Frederick Sommer (1905–1999) explored an unusually broad array of subjects ranging from disorienting landscapes and macabre aspects of the natural world to surreal arrangements of found objects and virtual abstractions. Following his conviction that “the world is not a world of cleavages at all, / the world is a world of bonds,” the exhibition traces the formal and thematic continuities within Sommer’s heterogeneous oeuvre and puts it in dialogue with the work of artist-friends who helped shape his vision. Drawn largely from the Gallery’s collection, which includes significant works gifted by the artist himself in 1995, this one-room exhibition presents twenty-seven photographs, prints, collages, and drawings. It not only showcases the beauty and diversity of Sommer’s striking images but also places them in the context of his formative friendships with Edward Weston, Max Ernst, Man Ray, Charles Sheeler, and Aaron Siskind. “All rare things should be lent away / and I have borrowed very freely,” Sommer wrote of his art. Taking that sentiment to heart, this exhibition offers a glimpse into the ways in which Sommer shared ideas with his contemporaries as he created a body of work uniquely his own.
Organization: Organized by the National Gallery of Art, Washington.
Sponsor: The exhibition is made possible in part through the generous support of The Robert Mapplethorpe Foundation, Inc.

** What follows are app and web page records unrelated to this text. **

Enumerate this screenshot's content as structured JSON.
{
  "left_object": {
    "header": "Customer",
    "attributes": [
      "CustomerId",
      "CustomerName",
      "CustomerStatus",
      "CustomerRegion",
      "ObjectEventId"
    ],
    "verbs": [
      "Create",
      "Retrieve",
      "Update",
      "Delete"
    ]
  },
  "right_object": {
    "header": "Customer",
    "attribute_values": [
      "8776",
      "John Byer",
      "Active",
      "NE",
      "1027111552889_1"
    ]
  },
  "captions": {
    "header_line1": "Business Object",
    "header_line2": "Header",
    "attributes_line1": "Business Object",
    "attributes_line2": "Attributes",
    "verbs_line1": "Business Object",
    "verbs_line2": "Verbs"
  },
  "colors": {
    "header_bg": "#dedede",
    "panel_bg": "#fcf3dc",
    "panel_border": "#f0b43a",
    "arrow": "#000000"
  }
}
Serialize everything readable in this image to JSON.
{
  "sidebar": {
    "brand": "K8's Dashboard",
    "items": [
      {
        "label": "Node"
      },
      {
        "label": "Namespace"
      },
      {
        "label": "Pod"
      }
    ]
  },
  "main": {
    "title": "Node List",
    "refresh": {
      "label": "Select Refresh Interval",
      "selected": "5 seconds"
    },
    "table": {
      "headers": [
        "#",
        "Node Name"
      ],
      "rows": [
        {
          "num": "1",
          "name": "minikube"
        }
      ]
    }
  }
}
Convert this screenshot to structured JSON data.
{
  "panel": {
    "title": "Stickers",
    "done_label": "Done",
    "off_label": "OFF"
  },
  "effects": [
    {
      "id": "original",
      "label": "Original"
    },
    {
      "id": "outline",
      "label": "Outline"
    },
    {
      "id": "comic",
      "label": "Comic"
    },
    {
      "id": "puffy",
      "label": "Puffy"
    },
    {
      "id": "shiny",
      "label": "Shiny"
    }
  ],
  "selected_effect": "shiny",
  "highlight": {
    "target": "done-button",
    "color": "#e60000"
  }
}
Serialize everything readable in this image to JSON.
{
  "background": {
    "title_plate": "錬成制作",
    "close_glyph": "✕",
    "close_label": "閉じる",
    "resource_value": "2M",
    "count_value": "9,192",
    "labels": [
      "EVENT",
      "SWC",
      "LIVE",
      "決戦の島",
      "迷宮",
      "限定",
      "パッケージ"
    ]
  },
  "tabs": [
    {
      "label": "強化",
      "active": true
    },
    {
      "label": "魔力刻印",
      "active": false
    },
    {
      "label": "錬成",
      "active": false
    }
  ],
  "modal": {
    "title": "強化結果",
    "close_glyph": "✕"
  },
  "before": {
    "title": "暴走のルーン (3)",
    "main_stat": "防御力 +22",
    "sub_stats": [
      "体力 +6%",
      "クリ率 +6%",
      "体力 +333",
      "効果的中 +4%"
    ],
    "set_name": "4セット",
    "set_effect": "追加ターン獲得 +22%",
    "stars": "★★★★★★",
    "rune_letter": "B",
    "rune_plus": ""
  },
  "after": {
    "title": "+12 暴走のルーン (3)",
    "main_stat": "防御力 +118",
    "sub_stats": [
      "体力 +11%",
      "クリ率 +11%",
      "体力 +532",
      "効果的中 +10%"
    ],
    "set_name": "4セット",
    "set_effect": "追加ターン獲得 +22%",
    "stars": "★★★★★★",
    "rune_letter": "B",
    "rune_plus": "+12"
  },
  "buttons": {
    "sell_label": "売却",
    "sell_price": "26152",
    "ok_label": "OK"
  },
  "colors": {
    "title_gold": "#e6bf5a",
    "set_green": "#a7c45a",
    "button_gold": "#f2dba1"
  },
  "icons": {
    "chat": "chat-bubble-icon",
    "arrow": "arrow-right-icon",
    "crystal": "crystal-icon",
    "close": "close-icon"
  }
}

Image: Frederick Sommer, Valise d'Adam, 1949, gelatin silver print, National Gallery of Art, Washington, Gift of Frederick Sommer